Management of personal data by other parties and perceived risks
- Nearly seven out of ten respondents say that their explicit approval should be required in all cases before their data is collected and processed.
- Roughly seven out of ten people are concerned about their information being used for a different purpose from the one it was collected for.
- Almost all respondents say they would want to be informed should their data be lost or stolen.
- Two-thirds of people think the public authority or private company handling the data should be the ones to inform them if it has been lost or stolen.
- Only a fifth of respondents fully read privacy statements.
- Most respondents do not read these statements because they find them too long to read or unclear or too difficult to understand.
According to the European Commission these results confirm the need to finalise the on-going data protection reform.
On 1 July, 2015, the Standing Committee of the National People’s Congress, China’s top legislature, approved the new National Security Law of the People’s Republic of China (中华人民共和国国家安全法, the “New Law”) which became effective on the same day. This New Law is very high-level in its nature covering a wide range of areas from the military, wider economy and natural resources to environment, religion, food security, cyber security and space exploration.

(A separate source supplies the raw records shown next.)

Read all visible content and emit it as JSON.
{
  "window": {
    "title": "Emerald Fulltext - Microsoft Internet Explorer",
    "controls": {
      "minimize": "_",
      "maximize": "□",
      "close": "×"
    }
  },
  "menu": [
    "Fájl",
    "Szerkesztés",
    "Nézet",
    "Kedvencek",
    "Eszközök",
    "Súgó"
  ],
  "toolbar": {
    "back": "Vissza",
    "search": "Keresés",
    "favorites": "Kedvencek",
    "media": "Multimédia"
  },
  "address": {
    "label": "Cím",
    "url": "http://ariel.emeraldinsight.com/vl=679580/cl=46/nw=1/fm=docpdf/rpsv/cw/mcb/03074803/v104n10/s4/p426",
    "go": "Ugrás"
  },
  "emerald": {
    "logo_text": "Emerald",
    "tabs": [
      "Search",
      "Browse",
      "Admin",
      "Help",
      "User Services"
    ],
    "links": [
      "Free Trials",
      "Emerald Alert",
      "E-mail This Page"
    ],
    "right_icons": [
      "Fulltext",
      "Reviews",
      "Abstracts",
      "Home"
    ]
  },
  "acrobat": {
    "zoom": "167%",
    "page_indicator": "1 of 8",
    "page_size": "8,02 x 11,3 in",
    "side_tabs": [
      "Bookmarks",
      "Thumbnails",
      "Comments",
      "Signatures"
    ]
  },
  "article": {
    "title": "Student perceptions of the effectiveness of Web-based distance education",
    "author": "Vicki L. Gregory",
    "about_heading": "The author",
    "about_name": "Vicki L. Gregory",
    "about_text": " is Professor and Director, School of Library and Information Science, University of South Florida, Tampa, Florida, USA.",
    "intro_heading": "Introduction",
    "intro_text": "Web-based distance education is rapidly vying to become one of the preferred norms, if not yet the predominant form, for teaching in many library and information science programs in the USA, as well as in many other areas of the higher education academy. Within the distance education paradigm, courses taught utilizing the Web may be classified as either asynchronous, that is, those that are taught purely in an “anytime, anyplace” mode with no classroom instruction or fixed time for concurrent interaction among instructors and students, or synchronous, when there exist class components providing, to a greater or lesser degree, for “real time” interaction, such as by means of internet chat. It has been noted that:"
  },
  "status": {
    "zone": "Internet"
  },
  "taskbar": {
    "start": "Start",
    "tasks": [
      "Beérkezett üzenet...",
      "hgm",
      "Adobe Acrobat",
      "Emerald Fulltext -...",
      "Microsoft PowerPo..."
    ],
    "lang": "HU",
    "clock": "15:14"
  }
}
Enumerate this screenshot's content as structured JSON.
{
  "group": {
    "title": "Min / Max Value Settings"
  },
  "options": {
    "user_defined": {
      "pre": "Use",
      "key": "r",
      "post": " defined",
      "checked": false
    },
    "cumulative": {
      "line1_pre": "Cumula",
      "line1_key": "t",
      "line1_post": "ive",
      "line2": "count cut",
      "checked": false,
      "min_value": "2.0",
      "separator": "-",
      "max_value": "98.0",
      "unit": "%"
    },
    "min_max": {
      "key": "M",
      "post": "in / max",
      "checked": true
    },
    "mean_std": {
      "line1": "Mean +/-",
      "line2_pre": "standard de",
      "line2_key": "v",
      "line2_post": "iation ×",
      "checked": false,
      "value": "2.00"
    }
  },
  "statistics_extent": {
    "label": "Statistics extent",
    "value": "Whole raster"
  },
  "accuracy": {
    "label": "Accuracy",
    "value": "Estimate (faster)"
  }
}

The most significant aspect of this New Law in relation to cyber security is the fact that it was issued by China’s top legislature, indicating the importance being placed on cyber security at the highest level of China’s legislative system.
The New Law provides for a general legislative framework to control cyber security which includes the following:
- The state should develop its ability to protect against cyber and information security risks, and to ensure that the core cyber and information technology, key infrastructure, information system and data in important sectors are secure and controllable.
- The state should set up a national security review and supervision system and should conduct national security reviews of any foreign investment, key technologies, internet and information technology products and services and other important matters and activities that impact or are likely to impact national security.
- The state should actively develop independent controllable key technologies in important sectors and strengthen the application of intellectual property.
As this New Law is newly promulgated and is very general in its nature, there is considerable ambiguity which will may be clarified by subsequent guidance. In particular:-
- The New Law does not provide specific requirements as to how to ensure that IT systems are secure and controllable. The term “secure and controllable” is also used in the CBRC Guidelines that DLA Piper reported on earlier this year. Although the CBRC Guidelines set out specific requirements to implement “secure and controllable” information technology products in the banking sector, we understand that the implementation of such rules are still pending.
- Although the New Law requires a national security review system, it does not provide any details of the practical implementation of such rules. For example, which authority will conduct such a review, what are the specific criteria to determine whether a technology product will impact or is likely to impact national security, and what the review process will be etc.
Due to the above ambiguity, we believe that more specific implantation rules, and a possible update of the CBRC Guidelines will be issued in the near future.